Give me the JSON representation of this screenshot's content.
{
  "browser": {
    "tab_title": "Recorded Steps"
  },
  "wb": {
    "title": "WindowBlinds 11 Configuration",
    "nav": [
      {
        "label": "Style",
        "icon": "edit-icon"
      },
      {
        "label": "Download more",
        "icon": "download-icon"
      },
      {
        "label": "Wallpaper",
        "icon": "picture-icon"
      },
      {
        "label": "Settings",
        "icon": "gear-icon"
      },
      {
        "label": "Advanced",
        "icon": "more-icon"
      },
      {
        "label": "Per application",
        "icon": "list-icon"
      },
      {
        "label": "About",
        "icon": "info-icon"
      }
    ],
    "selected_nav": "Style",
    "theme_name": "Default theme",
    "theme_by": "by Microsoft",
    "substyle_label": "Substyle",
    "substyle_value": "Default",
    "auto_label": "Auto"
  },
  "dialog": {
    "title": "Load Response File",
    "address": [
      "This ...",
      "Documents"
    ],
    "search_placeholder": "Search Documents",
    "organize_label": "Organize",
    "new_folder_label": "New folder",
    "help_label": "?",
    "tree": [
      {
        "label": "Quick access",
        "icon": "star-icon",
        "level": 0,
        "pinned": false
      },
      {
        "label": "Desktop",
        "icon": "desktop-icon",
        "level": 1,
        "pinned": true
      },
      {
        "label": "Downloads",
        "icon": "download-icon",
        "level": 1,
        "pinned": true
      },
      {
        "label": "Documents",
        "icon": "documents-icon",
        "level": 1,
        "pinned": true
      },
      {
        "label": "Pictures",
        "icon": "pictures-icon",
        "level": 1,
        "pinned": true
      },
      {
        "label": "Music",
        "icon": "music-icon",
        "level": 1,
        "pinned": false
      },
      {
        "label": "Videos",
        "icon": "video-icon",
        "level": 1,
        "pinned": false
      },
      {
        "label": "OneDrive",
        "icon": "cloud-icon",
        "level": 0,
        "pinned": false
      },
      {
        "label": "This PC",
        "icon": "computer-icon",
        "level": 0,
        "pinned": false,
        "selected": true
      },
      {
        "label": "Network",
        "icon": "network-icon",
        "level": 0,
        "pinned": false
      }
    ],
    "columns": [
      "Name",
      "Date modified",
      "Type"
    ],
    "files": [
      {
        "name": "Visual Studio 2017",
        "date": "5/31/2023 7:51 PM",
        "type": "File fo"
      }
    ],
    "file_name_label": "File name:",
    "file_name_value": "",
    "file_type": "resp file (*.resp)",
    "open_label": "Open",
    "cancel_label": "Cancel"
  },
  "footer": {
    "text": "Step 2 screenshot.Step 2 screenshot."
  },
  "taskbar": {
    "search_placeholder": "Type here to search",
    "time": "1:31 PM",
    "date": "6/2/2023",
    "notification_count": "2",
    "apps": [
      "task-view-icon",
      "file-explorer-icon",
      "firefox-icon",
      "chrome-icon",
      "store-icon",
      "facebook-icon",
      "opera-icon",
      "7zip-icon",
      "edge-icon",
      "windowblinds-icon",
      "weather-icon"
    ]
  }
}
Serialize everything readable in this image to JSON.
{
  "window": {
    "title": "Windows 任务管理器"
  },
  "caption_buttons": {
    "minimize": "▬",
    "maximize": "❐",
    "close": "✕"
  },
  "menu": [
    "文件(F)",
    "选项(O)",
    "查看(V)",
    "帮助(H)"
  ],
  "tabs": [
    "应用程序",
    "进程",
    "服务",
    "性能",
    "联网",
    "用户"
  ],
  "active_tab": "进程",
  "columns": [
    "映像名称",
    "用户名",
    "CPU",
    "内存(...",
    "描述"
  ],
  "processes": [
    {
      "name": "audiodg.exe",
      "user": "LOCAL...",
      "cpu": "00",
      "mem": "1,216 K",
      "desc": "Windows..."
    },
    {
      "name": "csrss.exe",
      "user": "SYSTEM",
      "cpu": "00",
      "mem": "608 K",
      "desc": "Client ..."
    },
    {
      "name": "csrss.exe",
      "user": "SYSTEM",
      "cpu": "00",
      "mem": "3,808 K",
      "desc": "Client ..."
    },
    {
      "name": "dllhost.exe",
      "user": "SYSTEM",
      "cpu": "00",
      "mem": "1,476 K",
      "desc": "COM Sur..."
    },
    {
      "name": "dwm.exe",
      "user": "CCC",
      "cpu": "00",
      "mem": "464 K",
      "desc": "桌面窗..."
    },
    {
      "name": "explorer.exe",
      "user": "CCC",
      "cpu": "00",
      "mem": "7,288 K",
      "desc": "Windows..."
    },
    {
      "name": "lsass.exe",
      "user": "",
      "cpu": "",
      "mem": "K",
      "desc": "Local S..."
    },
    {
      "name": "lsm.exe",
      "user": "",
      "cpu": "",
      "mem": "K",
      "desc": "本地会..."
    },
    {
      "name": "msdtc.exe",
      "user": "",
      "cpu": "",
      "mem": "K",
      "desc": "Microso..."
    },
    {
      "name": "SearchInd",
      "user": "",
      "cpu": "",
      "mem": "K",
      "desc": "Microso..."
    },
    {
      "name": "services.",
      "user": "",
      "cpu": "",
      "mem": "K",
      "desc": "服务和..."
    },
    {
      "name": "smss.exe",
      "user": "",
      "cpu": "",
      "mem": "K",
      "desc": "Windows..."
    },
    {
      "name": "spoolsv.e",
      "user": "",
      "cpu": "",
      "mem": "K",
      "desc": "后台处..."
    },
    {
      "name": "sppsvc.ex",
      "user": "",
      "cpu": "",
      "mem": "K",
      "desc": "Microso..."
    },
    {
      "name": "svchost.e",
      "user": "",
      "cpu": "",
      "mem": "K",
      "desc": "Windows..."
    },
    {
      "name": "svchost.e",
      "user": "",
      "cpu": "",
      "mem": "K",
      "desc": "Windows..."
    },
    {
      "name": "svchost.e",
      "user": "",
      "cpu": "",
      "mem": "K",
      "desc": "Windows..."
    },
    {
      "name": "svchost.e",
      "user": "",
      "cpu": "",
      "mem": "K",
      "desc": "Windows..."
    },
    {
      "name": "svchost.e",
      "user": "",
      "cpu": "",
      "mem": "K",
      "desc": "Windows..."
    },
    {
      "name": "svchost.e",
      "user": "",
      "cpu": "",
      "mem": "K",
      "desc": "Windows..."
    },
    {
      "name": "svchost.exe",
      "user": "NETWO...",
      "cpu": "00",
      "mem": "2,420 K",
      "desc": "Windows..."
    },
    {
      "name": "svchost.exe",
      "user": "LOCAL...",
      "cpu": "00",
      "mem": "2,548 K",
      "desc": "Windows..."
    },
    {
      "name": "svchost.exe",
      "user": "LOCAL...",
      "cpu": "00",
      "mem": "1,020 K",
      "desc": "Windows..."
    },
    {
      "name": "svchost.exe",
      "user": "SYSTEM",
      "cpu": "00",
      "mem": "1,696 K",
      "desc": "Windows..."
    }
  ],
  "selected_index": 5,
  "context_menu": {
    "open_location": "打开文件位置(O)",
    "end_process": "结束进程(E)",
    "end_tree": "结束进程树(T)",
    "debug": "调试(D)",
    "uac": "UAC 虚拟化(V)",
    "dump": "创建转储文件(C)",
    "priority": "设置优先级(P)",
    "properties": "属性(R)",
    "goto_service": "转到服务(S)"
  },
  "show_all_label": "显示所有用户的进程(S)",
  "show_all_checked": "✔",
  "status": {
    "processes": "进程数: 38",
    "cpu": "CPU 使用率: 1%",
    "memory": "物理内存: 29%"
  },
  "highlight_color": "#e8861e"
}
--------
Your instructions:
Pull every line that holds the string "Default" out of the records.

Output for this exercise:
    "theme_name": "Default theme",
    "substyle_value": "Default",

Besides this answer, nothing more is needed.